Petra Touches Heaven with SGM's LED Balls

Henrik Lundin designs massive spatial canopy with 3,360 SGM LB-100’s

Swedish singer songwriter Petra Marklund, who also performs under the name ‘September’, has been touring the country’s concert halls this spring with one of the most dynamically unique stage sets imaginable — fabricated largely from more than 3,000 SGM LED Balls (LB-100) ingeniously rigged as an overhead, interactive spatial canopy.

The design is the brainchild of top lighting designer Henrik Lundin, of Stockholm-based company Satellite Live.

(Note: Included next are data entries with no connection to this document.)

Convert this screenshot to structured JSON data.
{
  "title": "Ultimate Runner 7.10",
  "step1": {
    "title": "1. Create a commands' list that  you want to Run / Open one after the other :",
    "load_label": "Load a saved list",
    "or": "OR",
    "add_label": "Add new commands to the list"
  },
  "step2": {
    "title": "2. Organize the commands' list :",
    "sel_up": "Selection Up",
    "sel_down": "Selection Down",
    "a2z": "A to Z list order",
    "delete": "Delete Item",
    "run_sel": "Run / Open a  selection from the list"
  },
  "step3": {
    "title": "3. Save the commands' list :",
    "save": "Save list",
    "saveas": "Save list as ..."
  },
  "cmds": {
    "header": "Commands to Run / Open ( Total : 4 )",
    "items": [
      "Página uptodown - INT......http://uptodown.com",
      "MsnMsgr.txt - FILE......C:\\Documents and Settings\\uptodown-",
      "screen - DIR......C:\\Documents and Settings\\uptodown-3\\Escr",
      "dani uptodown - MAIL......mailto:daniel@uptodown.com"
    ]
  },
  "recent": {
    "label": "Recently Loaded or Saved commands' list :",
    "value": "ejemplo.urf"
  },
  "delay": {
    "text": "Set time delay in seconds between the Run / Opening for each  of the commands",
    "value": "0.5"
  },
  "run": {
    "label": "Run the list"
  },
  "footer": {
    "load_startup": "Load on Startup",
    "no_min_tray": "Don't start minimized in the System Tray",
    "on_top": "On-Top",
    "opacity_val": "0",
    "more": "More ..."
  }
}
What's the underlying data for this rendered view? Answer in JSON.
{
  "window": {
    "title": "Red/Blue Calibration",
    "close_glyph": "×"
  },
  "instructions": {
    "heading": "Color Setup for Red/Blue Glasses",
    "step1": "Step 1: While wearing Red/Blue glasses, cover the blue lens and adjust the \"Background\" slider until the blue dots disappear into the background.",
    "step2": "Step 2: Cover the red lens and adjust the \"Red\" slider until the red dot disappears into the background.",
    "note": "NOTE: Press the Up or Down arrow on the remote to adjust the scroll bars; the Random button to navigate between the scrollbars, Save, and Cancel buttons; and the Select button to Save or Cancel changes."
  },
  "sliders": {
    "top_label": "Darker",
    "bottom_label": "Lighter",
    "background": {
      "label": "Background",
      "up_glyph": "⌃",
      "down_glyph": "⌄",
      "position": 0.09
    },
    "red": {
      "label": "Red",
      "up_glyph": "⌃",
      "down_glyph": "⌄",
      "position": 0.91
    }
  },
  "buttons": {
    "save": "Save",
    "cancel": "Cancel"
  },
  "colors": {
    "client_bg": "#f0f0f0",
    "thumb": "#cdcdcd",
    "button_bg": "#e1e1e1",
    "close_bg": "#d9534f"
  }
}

With a quest to constantly provide unique solutions to inspire his creativity, Lundin has bought into SGM’s pioneering, next generation LED products immediately. Having used the new X-5 LED strobes on tour with Veronica Maggio and Maskinen last year, he has now conceived his most outrageous design yet for the beautiful Ms. Marklund. When the tour opened in Stockholm the impact of the pixel-mapped 3D LED balls, and the way in which the artiste interacted with them, stunned audiences.

Henrik Lundin first saw the LED Balls at London’s PLASA Show in September and started discussing the possibilities with SGM Sweden’s Mikael Uddh. “When I see a new product my head is filled with ideas,” he stated. “When I had my first meeting with Petra she wanted to create a warmer environment within the large concert halls, to give her more intimate engagement with her audience. She recalled seeing an artist using a more basic concept, with conventional lightbulbs set in balls — and that’s when I knew I had found the artiste to debut the LB-100’s in Sweden with.”


Henrik Lundin has created many unique sets for the artiste over the years — from her more Euro disco dance music to the intimate songs and ballads of this tour. Working closely with Scandinavian booking agency Blixten & Co, he sources his lighting from rental company Lagom & Gott Ljud. Mikael Uddh set up a working demo for both parties to prove conclusively that the LB-100 concept would work.


In this instance the Light Ball canopy, made up of ten PDU’s and seven strings attached to each, gives him a matrix of 60 x 56 of the balls — covering around 6m x 6.5m of a fixed 8m x 8m stage, with 6m clearance overhead to the PDU’s.

Originally designed as a video light curtain, with low-resolution 120mm pixel pitch, the LB-100 display is made up from 0,85m long strings, each containing seven white semi-transparent LED balls. Each 34mm sphere contains two powerful RGB LED’s (rated at 42mW per pixel) to create a 3D effect when viewed through 360° with a total power draw of just 42W.

Lundin pixel mapped the array using a Hippotizer media server.  The show is run from a grand MA2 console running MaNet, with three MA2 NPU network processors to give him 24 DMX universes; this is run over a Luminex network.

“In this way I can create two separate worlds, using specially made content from Hippotozier or using the balls as convectional RGB fixtures. When [Petra Marklund] performs her hit single Hands To Heaven she reaches up to the canopy and it’s as if she is immersed in Heaven, flying through clouds.”


While the LB-100’s provide an extremely powerful solution the logistics were “a nightmare”. Yet Henrik Lundin has perfected a fast rig and derig procedure for the hammock-like canopy, with safe transportation using a series of dollies and steel pipes.

“I had a to be sure this would be manageable. There are 15,000 different lighting parameters on this tour so there’s a lot than can go wrong and it was quite scary when the rig was set up for the first time. But the LED Balls behaved just about perfectly.”


Henrik Lundin has also used four white X-5 SGM white strobes to create light behind the drummer, generally favouring ambers and natural autumn colours for the scenography to suit the personal element of the show.

Summing up the designer said, “The response has been great … everyone is amazed by the LED Balls and the solution I have created. I have received great feedback and everyone is curious how it is achieved.

Once I’ve found a cool idea I generally let it go after one tour,” he admits. But Henrik Lundin has no such intention with the LB-100’s.